Vehicles must stop and remain at the scene of an accident in Arizona if no one is wounded, or they must leave as soon as it is safe. Then, drivers must exchange pertinent information with one another. Any violations of this legislation shall be considered misdemeanors of the second degree.
Case 2: Leaving the Scene after Hitting a Parked Car
Charge: Misdemeanor Hit and Run – ARS 28-664
If you strike a parked automobile, you have two options:
- Find the owner of the car and give them your information; or
- Leave a message in a visible location.
The driver must also mention the name and address of the car owner if they aren’t the vehicle owner. As a class 3 misdemeanor, breaking this law is not something to be taken lightly.
Case 3: Damage to Property Other Than a Motor Vehicle and Leaving the Scene
Charge: Misdemeanor Hit and Run – ARS 28–665
This often happens when individuals bump into mailboxes, fences, or signs. Drivers must contact the owner of property damaged on or near a road and provide contact information and vehicle identification number. If the company owner requests it, drivers must also show their ID. Any violation is now a level 3 misdemeanor under this law.
Case 4: Refusal to Exchange Contact Information at an Accident Scene
Charge: Refusal to Exchange Contact Information – ARS 28-663
Refusing or failing to communicate information with the other driver after an accident is considered a class 3 misdemeanor. Upon request, motorists must reveal their full names, addresses, vehicle identification numbers, and driver’s license numbers.

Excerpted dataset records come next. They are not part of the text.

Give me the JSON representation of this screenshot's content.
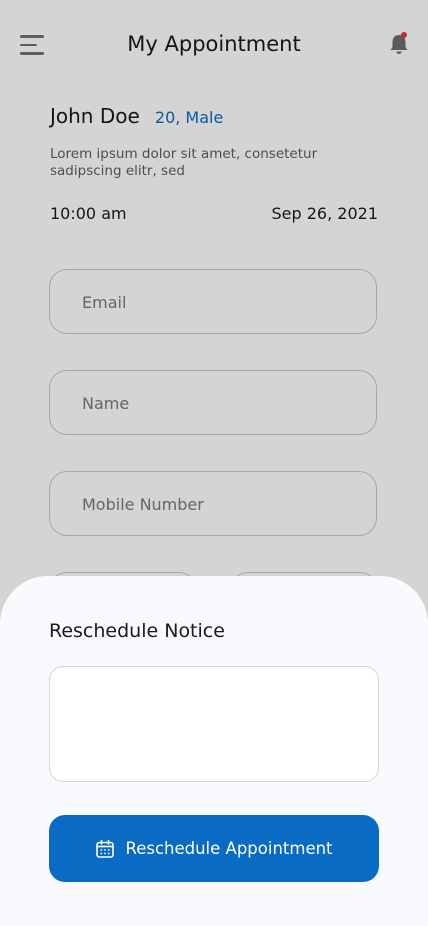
{
  "header": {
    "title": "My Appointment",
    "icons": {
      "menu": "hamburger-menu-icon",
      "notification": "bell-icon"
    }
  },
  "patient": {
    "name": "John Doe",
    "meta": "20, Male",
    "description": "Lorem ipsum dolor sit amet, consetetur sadipscing elitr, sed",
    "time": "10:00 am",
    "date": "Sep 26, 2021"
  },
  "form": {
    "email_placeholder": "Email",
    "name_placeholder": "Name",
    "mobile_placeholder": "Mobile Number"
  },
  "sheet": {
    "title": "Reschedule Notice",
    "notice_value": "",
    "button_label": "Reschedule Appointment",
    "button_icon": "calendar-icon"
  },
  "colors": {
    "accent": "#0a6bc4",
    "meta_text": "#0b6cc5",
    "notification_dot": "#e53935",
    "overlay": "rgba(0,0,0,0.17)",
    "sheet_bg": "#f8fafe"
  }
}
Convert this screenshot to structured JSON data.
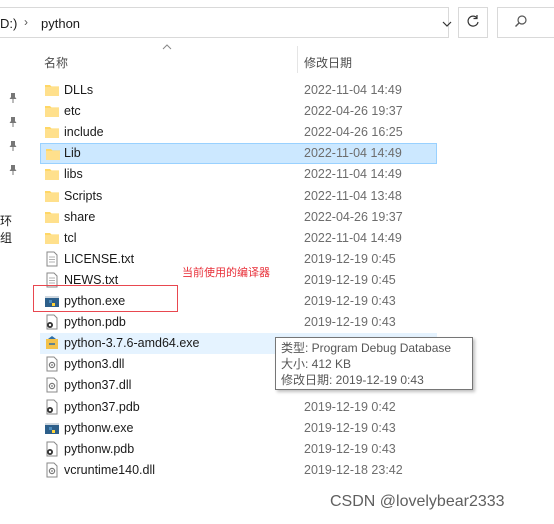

Case 5: Leaving the Scene of an Accident that Results in Injury or Death
Charge: Felony Hit and Run – ARS 28-661 – Leaving the Scene of an Accident that Results in Injury or Death.
Drivers who cause collisions that result in significant physical injury or fatalities must remain at the scene or return immediately. The motorist must provide their identification, including name, address, VIN, and driver’s license.
The driver must also provide necessary assistance regarding the injuries, help arrange a medical transfer, and call the police. Whether a hit-and-run is regarded as a crime depends on how severe the incident was.
The Role of Insurance In a Hit-and-Run Accident Case
Your auto insurance may be able to assist pay for repairs to your damaged parked vehicle, depending on the specifics of your policy’s coverages. If someone strikes your parked automobile, the following insurance policies may help:
- Collision coverage: If your car is damaged in an accident when neither you nor the other driver was at fault, this should assist cover the costs of repairing or replacing your vehicle. If you can’t identify the other motorist, your car insurance’s collision coverage will kick in and pay for the damages.
- Uninsured Motorist Property Damage Coverage: If an uninsured motorist or a motorist who flees the scene of an accident causes damage to your vehicle, this might assist cover the cost of repairs. However, this protection is usually extra and not mandated in any given jurisdiction.
Insurance providers could ask you to cover a deductible up front before they start paying for expenses related to the accident and uninsured motorist property damage. The amount your insurer will pay for any particular claim covered by your policy may also be subject to a limit.
Contact a Car Accident Attorney for Help
You may be in a favorable position depending on how you interpret some tort law elements. While you focus on healing, Zanes Law may conduct an investigation and get a resolution on your behalf. Contact our car accident attorneys for legal representation if someone hits your parked car.